Gary Kasparov is tilting at windmills again.
The world's greatest chess player decided to once more take on a super computer in a John Henry-type fight to the finish.
You will recall that a "frazzled and exhausted" Kasparov lost a six-game match in 1997 to an IBM super computer named Deep Blue. At the time, it was considered "a watershed moment for technology," according to a recent Associated Press article.
Kasparov, on the other hand, claimed that IBM was cheating -- that Deep Blue received tips from humans, and that it was mysteriously dismantled right after the match.
His new foe, an Israeli-programmed computer called Deep Junior, would offer a much fairer fight, Kasparov emphasized before the match began.
"Deep Blue was more about PR, selling the story, scaring the human race," Kasparov told reporter Erin McClam. "This machine is a real opponent. It's not hiding behind a curtain."
While Deep Junior can only process 3 million chess moves per second (Deep Blue could handle 200 million), it has been programmed to think more like a human -- "choosing strategy over simply capturing pieces quickly."
"Raw power of the computer is not everything," said Amir Ban, one of Deep Juniors programmers. "It's very important how efficiently you use that power."
Until it encountered Kasparov, Deep Junior had been very efficient indeed. In its two years of existence, it had never lost to a human.
That record fell quickly as Kasparov took the opening match. Experts were stunned when Deep Junior behaved even more like a human than expected, pausing 25 minutes to contemplate one move.
But the match ended in a 3-3 tie when Kasparov played the sixth and final game "not to lose" -- offering Deep Junior a draw even though he held the superior position.
Now that it's over, I got to thinking. Instead of dismantling Deep Junior like they did Deep Blue, maybe we can bring it to Payson where it can be programmed to take on a number of local experts and authorities at their own games. Here are some Rimaroo vs. machine possibilities:
Deep Junior makes the ultimate transition to Deep Senior, taking on Payson's largest population demographic in a series of competitions that include reminiscing about the good old days, driving with a turn signal on, getting in and out of recliners and feeding the ducks at Green Valley Park.
A group of local politicians bellies up to the bar with a super computer named Deep Bottle. The last man or machine standing wins. Of course, all contestants will be drinking sarsaparilla.
What could be more appropriate for the Rim country than a well-drilling competition between man and machine. Since nobody is likely to hit water anyway, maybe the winner should be the side that manages to tick off the residents of Star Valley and Diamond Point Shadows first.
DEEP DO DO
This super computer is named for what we're going to be in if we don't get some serious moisture soon.

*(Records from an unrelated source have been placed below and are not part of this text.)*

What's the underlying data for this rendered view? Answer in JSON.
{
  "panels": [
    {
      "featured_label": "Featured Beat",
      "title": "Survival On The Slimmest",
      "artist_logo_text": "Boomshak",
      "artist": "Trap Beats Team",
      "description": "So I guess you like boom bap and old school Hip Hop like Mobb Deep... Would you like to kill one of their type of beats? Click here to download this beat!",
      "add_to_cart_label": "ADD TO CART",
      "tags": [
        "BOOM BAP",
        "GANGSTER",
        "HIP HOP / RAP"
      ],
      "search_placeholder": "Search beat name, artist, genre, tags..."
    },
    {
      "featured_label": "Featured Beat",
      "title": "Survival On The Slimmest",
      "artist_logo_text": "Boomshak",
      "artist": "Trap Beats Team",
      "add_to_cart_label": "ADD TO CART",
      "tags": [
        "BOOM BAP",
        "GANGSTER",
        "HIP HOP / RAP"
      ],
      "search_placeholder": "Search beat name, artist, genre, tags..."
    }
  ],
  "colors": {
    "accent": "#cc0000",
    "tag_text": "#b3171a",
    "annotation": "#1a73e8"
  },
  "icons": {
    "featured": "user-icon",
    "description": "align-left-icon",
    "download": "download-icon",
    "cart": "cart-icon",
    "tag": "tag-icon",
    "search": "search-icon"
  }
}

This is a free-for-all competition between the super computer of the same name and all those with cockamamie schemes to make it rain or find new sources of water, including but not limited to rain dances, water witching, cloud seeding, staging a coup at Salt River Project, and taking over the Pine Water Company from Brooke Utilities.

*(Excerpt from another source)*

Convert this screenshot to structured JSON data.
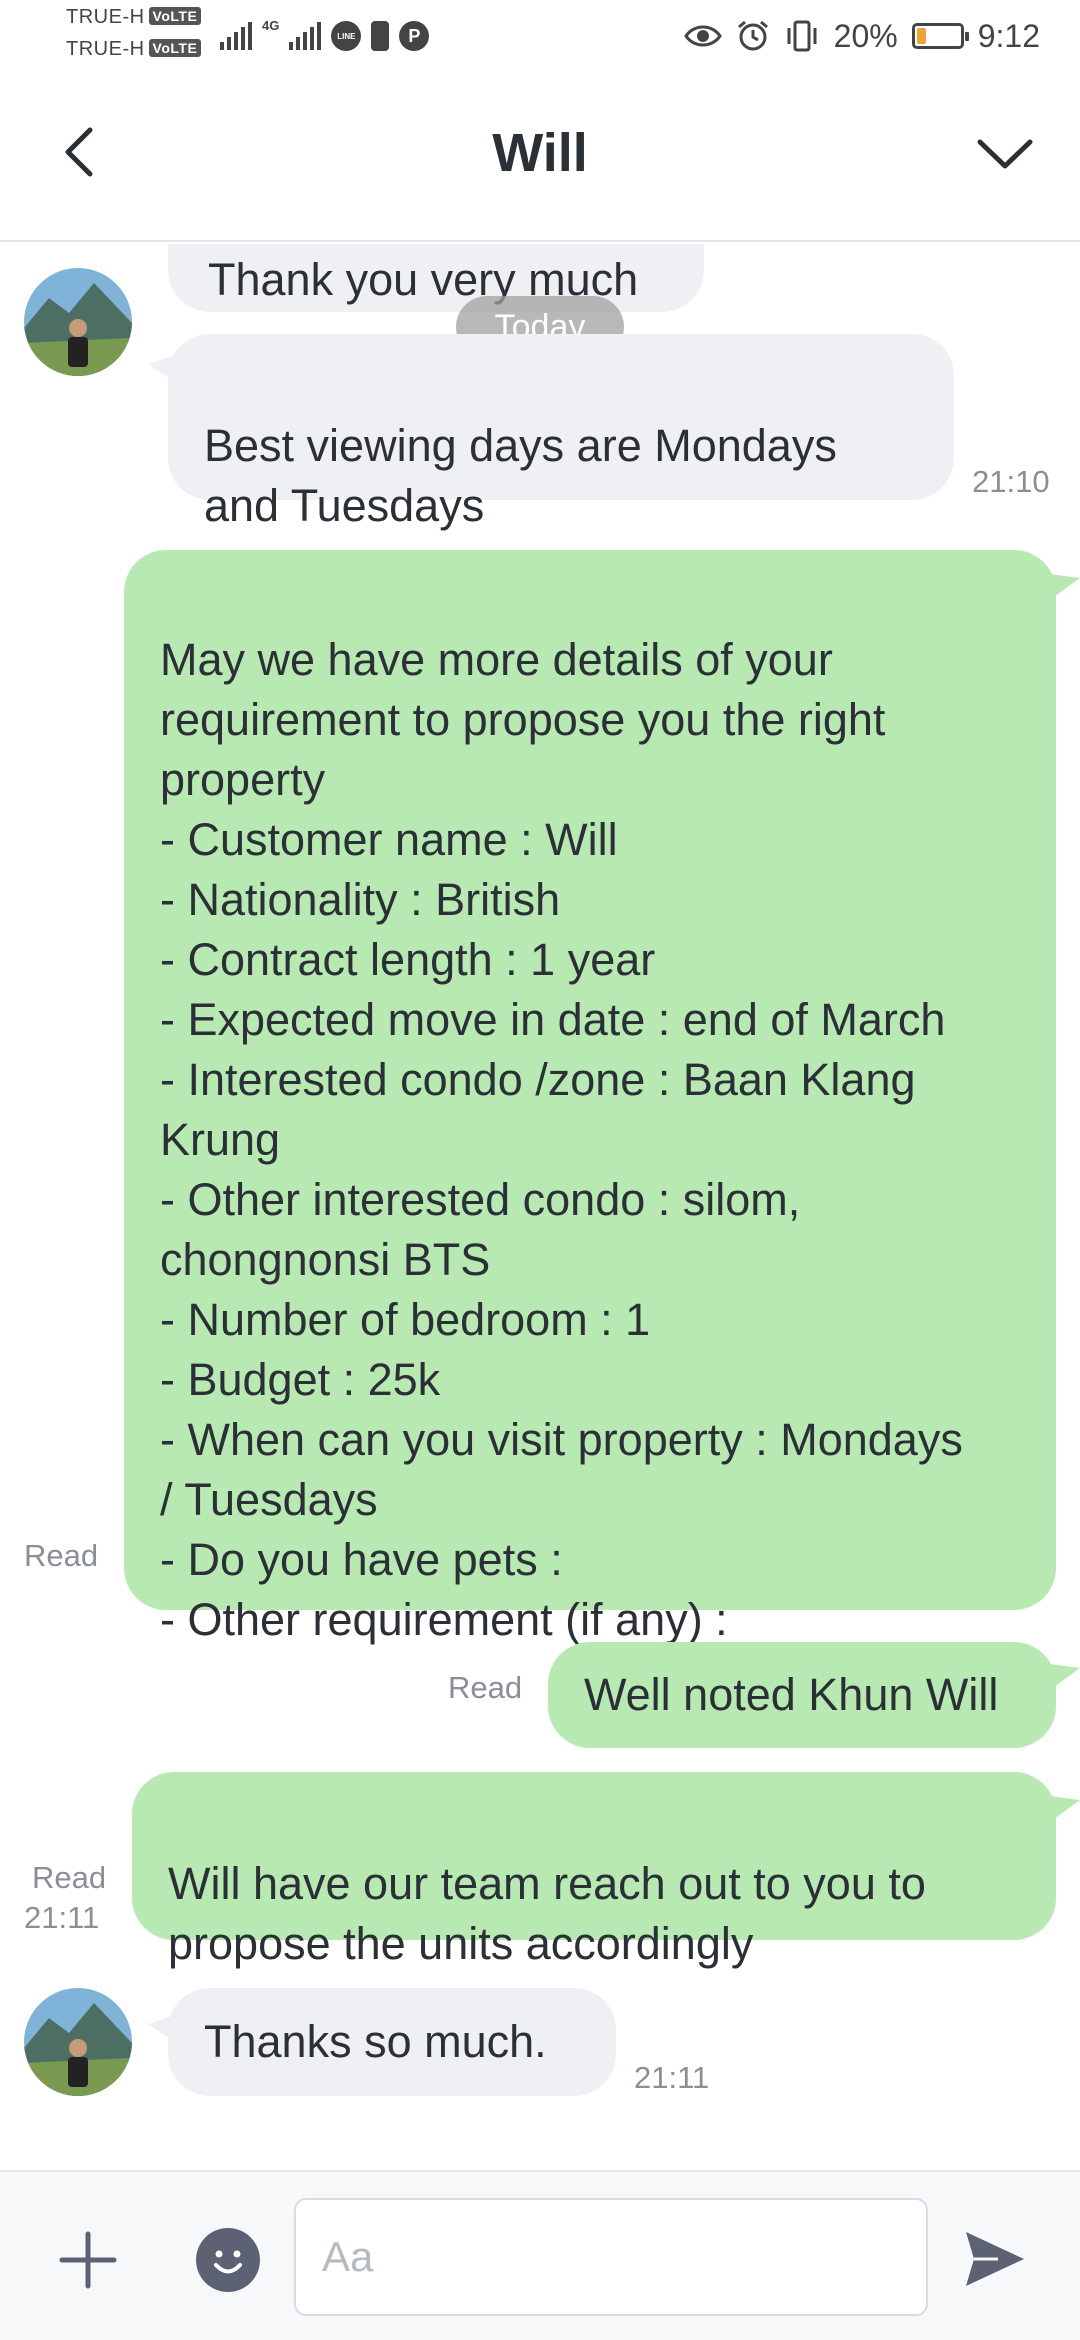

DEEP THROAT II
The porn movie of the same name was the source of all the "deep" modifiers that followed. In this competition, which takes the name of that legendary movie, the super computer takes on the Rim country's most talkative people in a round robin tournament. Going up against the machine are such notable "talkers" as Al Ayers, Ruby Finney, Pat Randall, Scott Flake and Bob Ware. If I were a betting man, I wouldn't put my money on the computer in this one. These locals have some major league mouths.
A super computer dubbed Deep Dumpster takes on Lisa Boyle and the Payson Humane Society's Dumpsters Divers in a winner-take-all battle for the Rim country's aluminum. All proceeds, of course, go the local shelter, which does a yeoman's job with very few resources.
What's more Rim country than spittin'? Let's see if this super computer is all man or what. Competitions would include spittin' in the wind, spittin' out a pickup truck window, and spittin' for dramatic emphasis while talkin'.